Entries shown START

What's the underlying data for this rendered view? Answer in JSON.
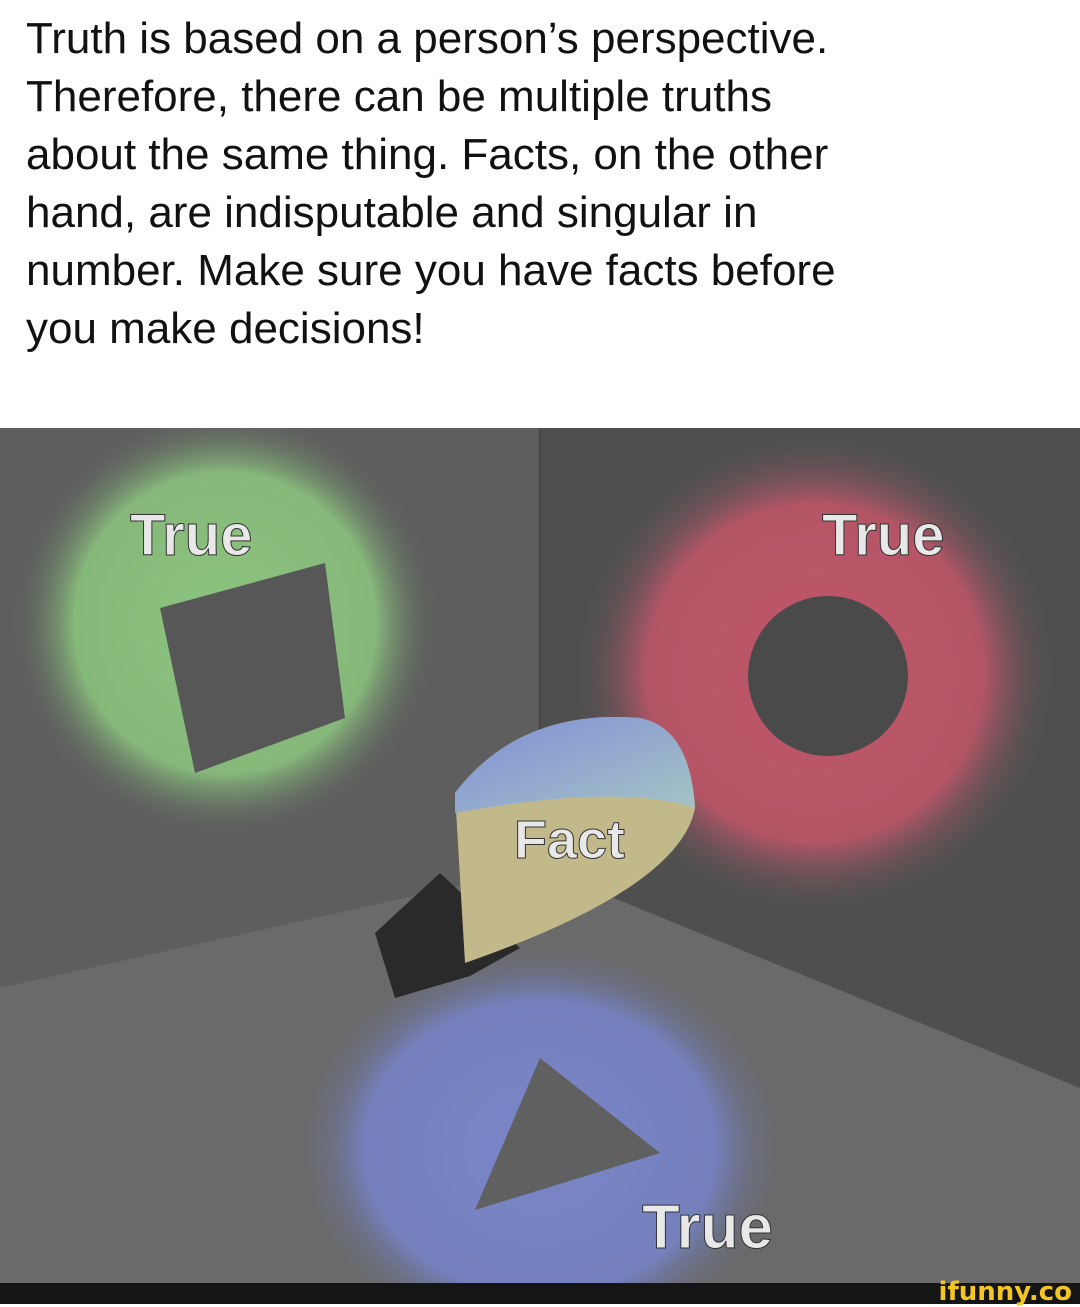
{
  "caption": {
    "lines": [
      "Truth is based on a person’s perspective.",
      "Therefore, there can be multiple truths",
      "about the same thing.  Facts, on the other",
      "hand, are indisputable and singular in",
      "number.  Make sure you have facts before",
      "you make decisions!"
    ]
  },
  "scene": {
    "labels": {
      "green": "True",
      "red": "True",
      "blue": "True",
      "object": "Fact"
    },
    "colors": {
      "green": "#8cc47e",
      "red": "#c0576a",
      "blue": "#7a86c8",
      "wall": "#5f5f5f",
      "object_top": "#8a9bd6",
      "object_front": "#c2b98a"
    }
  },
  "watermark": "ifunny.co"
}
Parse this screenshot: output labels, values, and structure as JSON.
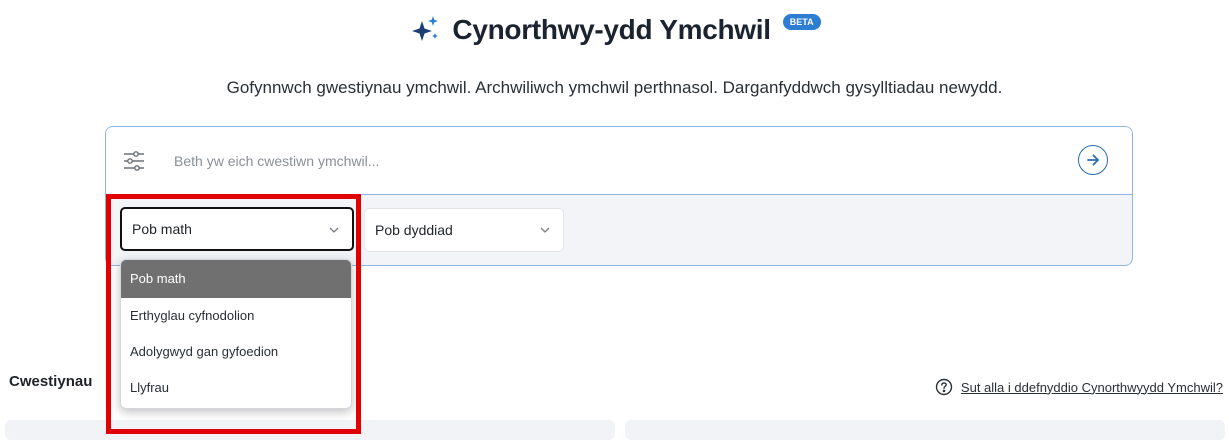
{
  "header": {
    "title": "Cynorthwy-ydd Ymchwil",
    "badge": "BETA",
    "subtitle": "Gofynnwch gwestiynau ymchwil. Archwiliwch ymchwil perthnasol. Darganfyddwch gysylltiadau newydd."
  },
  "search": {
    "placeholder": "Beth yw eich cwestiwn ymchwil...",
    "value": ""
  },
  "filters": {
    "type_selected": "Pob math",
    "date_selected": "Pob dyddiad",
    "type_options": [
      "Pob math",
      "Erthyglau cyfnodolion",
      "Adolygwyd gan gyfoedion",
      "Llyfrau"
    ]
  },
  "sections": {
    "questions_heading": "Cwestiynau",
    "help_link": "Sut alla i ddefnyddio Cynorthwyydd Ymchwil?"
  },
  "colors": {
    "accent": "#2d7dd2",
    "highlight": "#e00000",
    "selected_option": "#707070"
  },
  "icons": [
    "sparkle-icon",
    "filter-sliders-icon",
    "arrow-right-circle-icon",
    "chevron-down-icon",
    "question-circle-icon"
  ]
}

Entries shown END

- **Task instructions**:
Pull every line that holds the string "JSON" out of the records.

- **Task solution**:
What's the underlying data for this rendered view? Answer in JSON.
Parse this screenshot: output labels, values, and structure as JSON.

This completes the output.